Instead, the government charged O’Brien and his co-defendants with conspiracy and racketeering based on predicate acts of mail fraud, bribery, and gratuity. The indictment alleged that rejection letters mailed to unsuccessful job candidates provided the jurisdictional “hook” for mail fraud. It further alleged bribery and gratuity in connection with the hiring of Representative Thomas Petrolati’s wife and employees recommended by Representative Robert DeLeo on behalf of other representatives at the time he was preparing to run for Speaker of the House and was allegedly seeking their votes. After a lengthy trial, the jury convicted the defendants on some of the mail fraud and gratuity charges.
In reversing the convictions and ordering judgments of acquittal, the First Circuit used broad language critical of the attempted reach of the prosecution: “This case involves state officials’ efforts to increase funding for their department through closed door arrangements with state legislators and other public officials. But not all unappealing conduct is criminal. As sovereigns, states have ‘the prerogative to regulate the permissible scope of interactions between state officials and their constituents.’” O’Brien, 844 F.3d at 54 (quoting McDonnell v. United States, 136 S. Ct. 2355, 2373 (2016)). The decision also reiterated Supreme Court warnings about federal meddling in state government. See id. But the court actually decided the case under much narrower, longstanding elemental principles.
With regard to the mail fraud counts, the court found that the rejection letters at issue were not mailed “in furtherance” of the alleged scheme to defraud, as the statute requires. See id. at 59-61. The government had argued that “rejection letters in a corrupt hiring system . . . help to maintain a facade of a merit-based system.” Id. at 59. But the court found that the government “presented no evidence that would allow the jury to infer that the rejection letters in this case served this duplicitous purpose.” Id.
With regard to the gratuity counts, the court held that the “evidence as to the gratuities predicates does not show adequate linkage between the thing of ‘substantial value’ conferred by O’Brien (the jobs) and an ‘official act’ performed or to be performed.” Id. at 55. The “government cannot show the requisite linkage merely by demonstrating that the gratuity was given ‘to build a reservoir of goodwill that might ultimately affect one or more of a multitude of unspecified acts, now and in the future.’” Id.
The O’Brien decision thus confirms the continuing vitality of basic elemental limits on mail fraud, bribery, and gratuity prosecutions. Not every incidental mailing in a fraud scheme can trigger federal prosecution under the mail fraud statute.

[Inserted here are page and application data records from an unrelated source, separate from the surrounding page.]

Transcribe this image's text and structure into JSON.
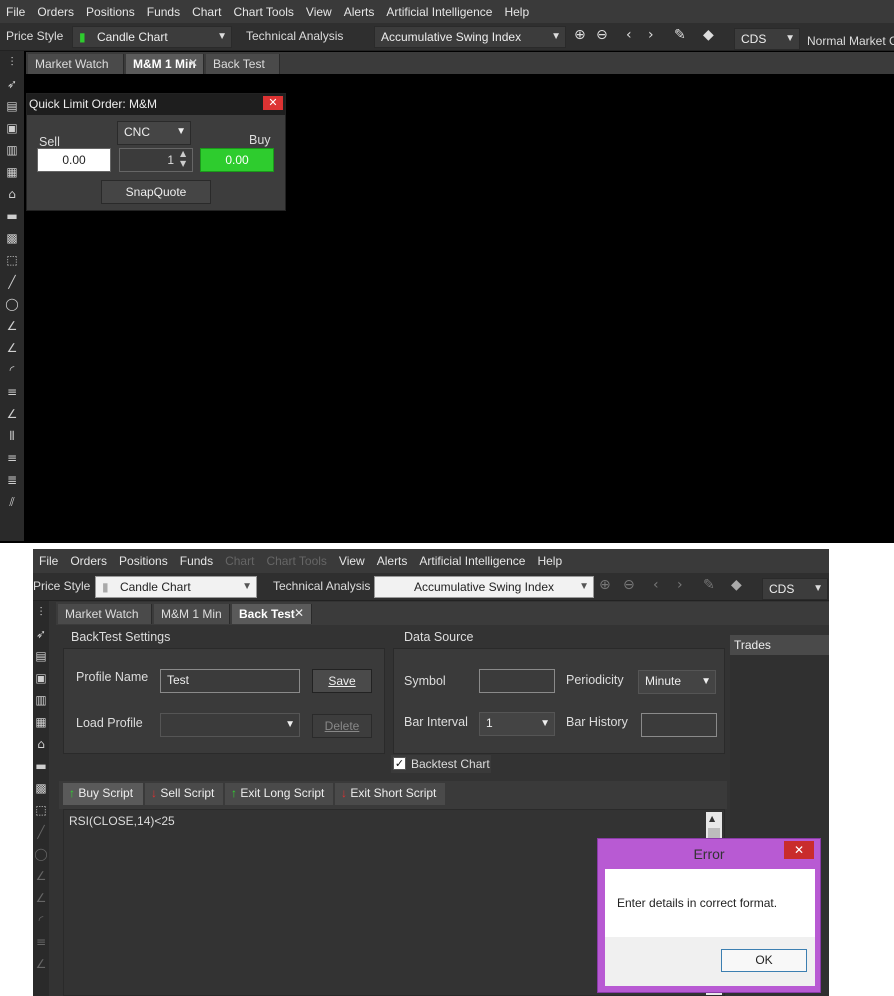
{
  "menu": [
    "File",
    "Orders",
    "Positions",
    "Funds",
    "Chart",
    "Chart Tools",
    "View",
    "Alerts",
    "Artificial Intelligence",
    "Help"
  ],
  "toolbar": {
    "price_style_label": "Price Style",
    "price_style_value": "Candle Chart",
    "technical_analysis_label": "Technical Analysis",
    "technical_analysis_value": "Accumulative Swing Index",
    "exchange_value": "CDS",
    "market_value": "Normal Market C"
  },
  "top_tabs": [
    {
      "label": "Market Watch"
    },
    {
      "label": "M&M 1 Min"
    },
    {
      "label": "Back Test"
    }
  ],
  "quick_order": {
    "title": "Quick Limit Order: M&M",
    "product": "CNC",
    "sell_label": "Sell",
    "buy_label": "Buy",
    "sell_value": "0.00",
    "buy_value": "0.00",
    "quantity": "1",
    "snapquote_label": "SnapQuote",
    "colors": {
      "buy_bg": "#2ecc2e"
    }
  },
  "bottom_tabs": [
    {
      "label": "Market Watch"
    },
    {
      "label": "M&M 1 Min"
    },
    {
      "label": "Back Test"
    }
  ],
  "backtest": {
    "settings_title": "BackTest Settings",
    "profile_name_label": "Profile Name",
    "profile_name_value": "Test",
    "save_label": "Save",
    "load_profile_label": "Load Profile",
    "delete_label": "Delete",
    "data_source_title": "Data Source",
    "symbol_label": "Symbol",
    "periodicity_label": "Periodicity",
    "periodicity_value": "Minute",
    "bar_interval_label": "Bar Interval",
    "bar_interval_value": "1",
    "bar_history_label": "Bar History",
    "backtest_chart_label": "Backtest Chart",
    "trades_label": "Trades",
    "script_tabs": [
      "Buy Script",
      "Sell Script",
      "Exit Long Script",
      "Exit Short Script"
    ],
    "script_text": "RSI(CLOSE,14)<25"
  },
  "error_dialog": {
    "title": "Error",
    "message": "Enter details in correct format.",
    "ok_label": "OK"
  }
}
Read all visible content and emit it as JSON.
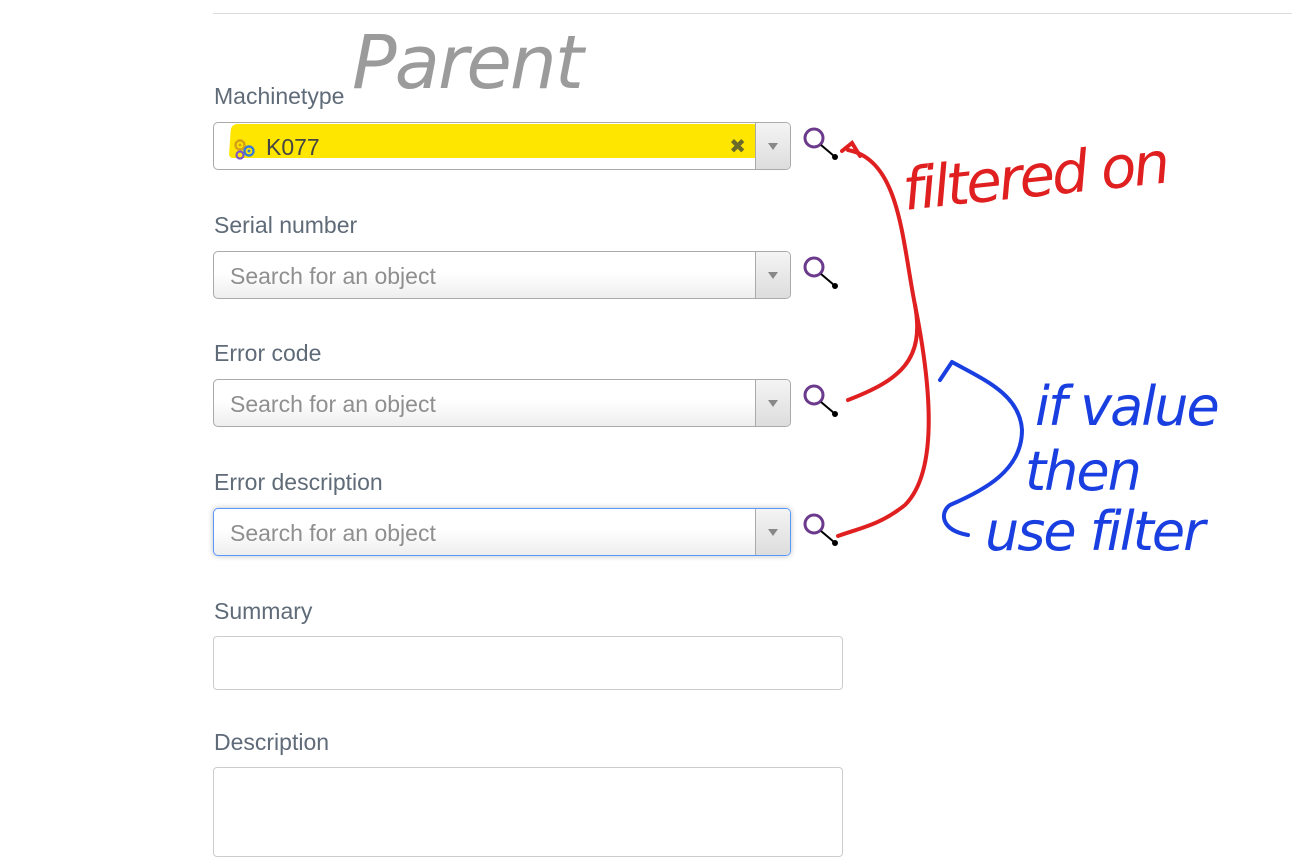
{
  "annotations": {
    "parent": "Parent",
    "filtered_on": "filtered on",
    "if_value_then_use_filter": "if value then use filter"
  },
  "fields": {
    "machinetype": {
      "label": "Machinetype",
      "value": "K077",
      "icon": "object-type-icon"
    },
    "serial_number": {
      "label": "Serial number",
      "placeholder": "Search for an object"
    },
    "error_code": {
      "label": "Error code",
      "placeholder": "Search for an object"
    },
    "error_description": {
      "label": "Error description",
      "placeholder": "Search for an object"
    },
    "summary": {
      "label": "Summary",
      "value": ""
    },
    "description": {
      "label": "Description",
      "value": ""
    }
  },
  "icons": {
    "lookup": "search-lookup-icon",
    "clear": "clear-x-icon",
    "dropdown": "chevron-down-icon"
  },
  "colors": {
    "highlight": "#ffe600",
    "annotation_red": "#e02020",
    "annotation_blue": "#1a3fe0",
    "annotation_gray": "#8a8a8a",
    "lookup_icon": "#6b3a8c"
  }
}
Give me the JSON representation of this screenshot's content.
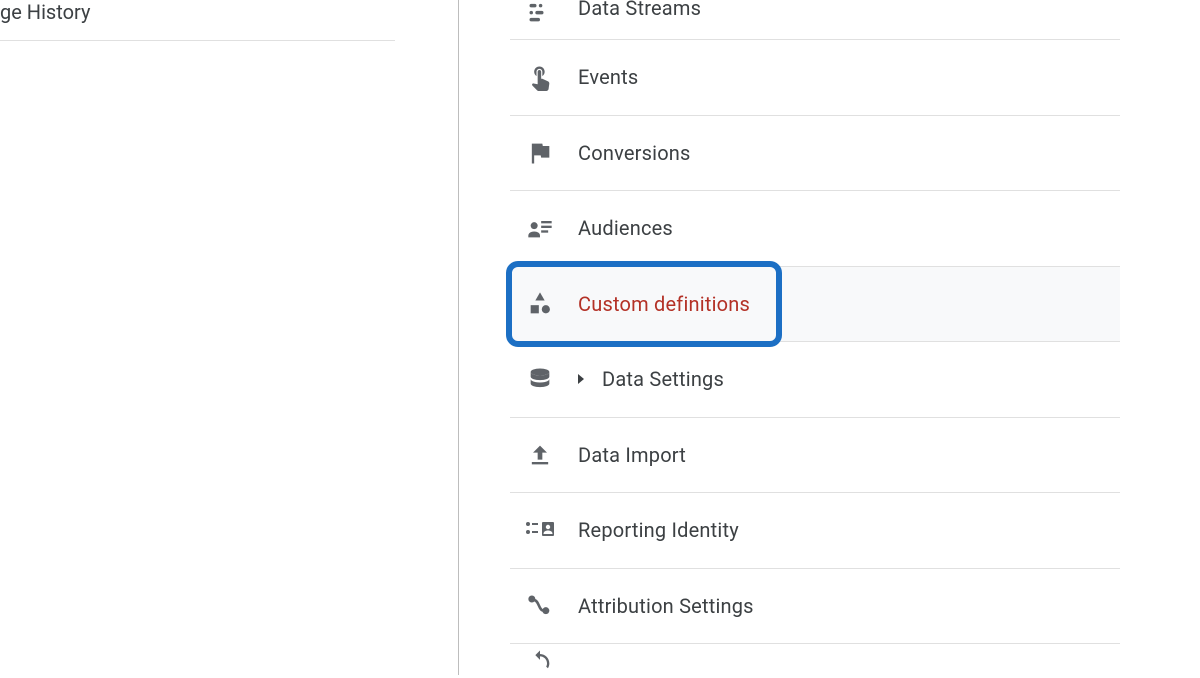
{
  "left_panel": {
    "history_label_fragment": "ge History"
  },
  "menu": {
    "items": [
      {
        "label": "Data Streams",
        "icon": "data-streams-icon"
      },
      {
        "label": "Events",
        "icon": "events-icon"
      },
      {
        "label": "Conversions",
        "icon": "conversions-icon"
      },
      {
        "label": "Audiences",
        "icon": "audiences-icon"
      },
      {
        "label": "Custom definitions",
        "icon": "custom-definitions-icon",
        "selected": true,
        "highlighted": true
      },
      {
        "label": "Data Settings",
        "icon": "data-settings-icon",
        "expandable": true
      },
      {
        "label": "Data Import",
        "icon": "data-import-icon"
      },
      {
        "label": "Reporting Identity",
        "icon": "reporting-identity-icon"
      },
      {
        "label": "Attribution Settings",
        "icon": "attribution-settings-icon"
      }
    ]
  },
  "colors": {
    "highlight_border": "#1C6FC4",
    "selected_text": "#b33126",
    "normal_text": "#3c4043",
    "icon": "#5f6368"
  }
}
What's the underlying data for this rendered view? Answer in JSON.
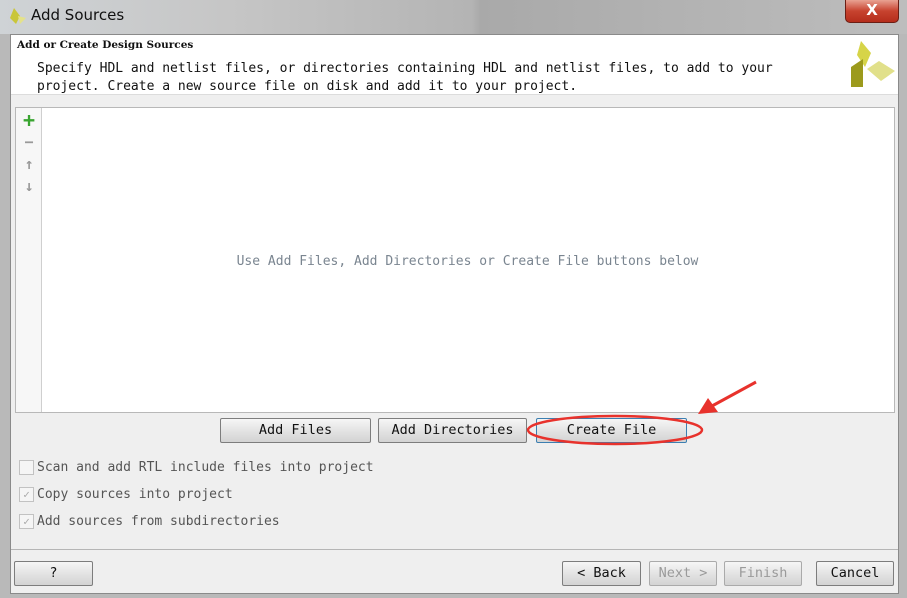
{
  "window": {
    "title": "Add Sources",
    "close_label": "X"
  },
  "header": {
    "title": "Add or Create Design Sources",
    "description": "Specify HDL and netlist files, or directories containing HDL and netlist files, to add to your project. Create a new source file on disk and add it to your project."
  },
  "list": {
    "empty_hint": "Use Add Files, Add Directories or Create File buttons below",
    "toolbar": [
      "add-icon",
      "remove-icon",
      "move-up-icon",
      "move-down-icon"
    ]
  },
  "buttons": {
    "add_files": "Add Files",
    "add_directories": "Add Directories",
    "create_file": "Create File"
  },
  "options": [
    {
      "label": "Scan and add RTL include files into project",
      "checked": false
    },
    {
      "label": "Copy sources into project",
      "checked": true
    },
    {
      "label": "Add sources from subdirectories",
      "checked": true
    }
  ],
  "footer": {
    "help": "?",
    "back": "< Back",
    "next": "Next >",
    "finish": "Finish",
    "cancel": "Cancel"
  },
  "colors": {
    "annotation": "#e8322c",
    "add_icon": "#3aa531",
    "logo": "#c9c63a"
  }
}
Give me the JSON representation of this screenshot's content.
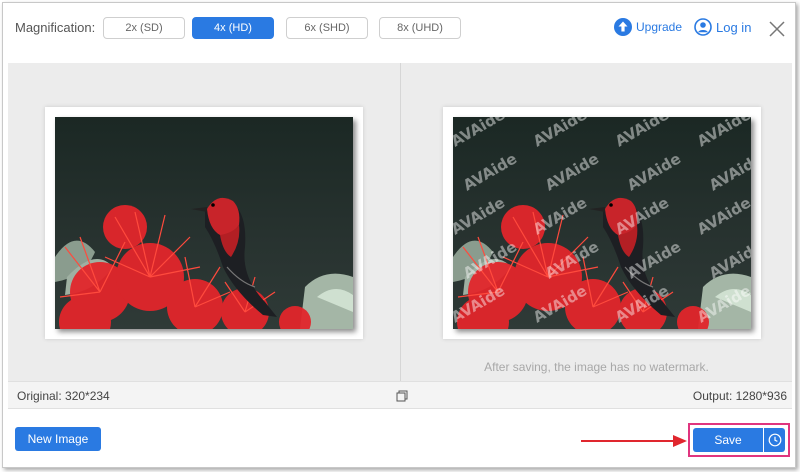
{
  "header": {
    "magnification_label": "Magnification:",
    "options": [
      {
        "label": "2x (SD)",
        "selected": false
      },
      {
        "label": "4x (HD)",
        "selected": true
      },
      {
        "label": "6x (SHD)",
        "selected": false
      },
      {
        "label": "8x (UHD)",
        "selected": false
      }
    ],
    "upgrade_label": "Upgrade",
    "login_label": "Log in"
  },
  "preview": {
    "watermark_text": "AVAide",
    "no_watermark_note": "After saving, the image has no watermark."
  },
  "info": {
    "original": "Original: 320*234",
    "output": "Output: 1280*936"
  },
  "footer": {
    "new_image_label": "New Image",
    "save_label": "Save"
  },
  "colors": {
    "accent": "#2a7ae2",
    "highlight": "#e0357f",
    "annotation_arrow": "#e0262e"
  }
}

Bribery and gratuity crimes require a clear connection between a specific “official act,” on the one hand, and a particular “thing of value” provided, on the other hand.
But the First Circuit’s decision did not directly address whether “personal gain” is required to sustain a public corruption case, nor did it establish any clear limits on federal criminal prosecution of political “horse-trading” among state and local officials. What would happen if the facts established the basic elements more clearly? Take, for example, an arrangement where “You vote for my funding bill and I vote for yours,” with a false denial of the deal contained in a mailing that more squarely is in furtherance of this arrangement? Untangling such questions will be left to future cases. The stakes are high because expansive federal investigations, as in O’Brien, can cast a chill over the State House, distracting and draining resources from legislators and their staffs for years.
William Fick, a founding partner of Fick & Marx LLP, was part of the trial team that defended Probation Commissioner Jack O’Brien.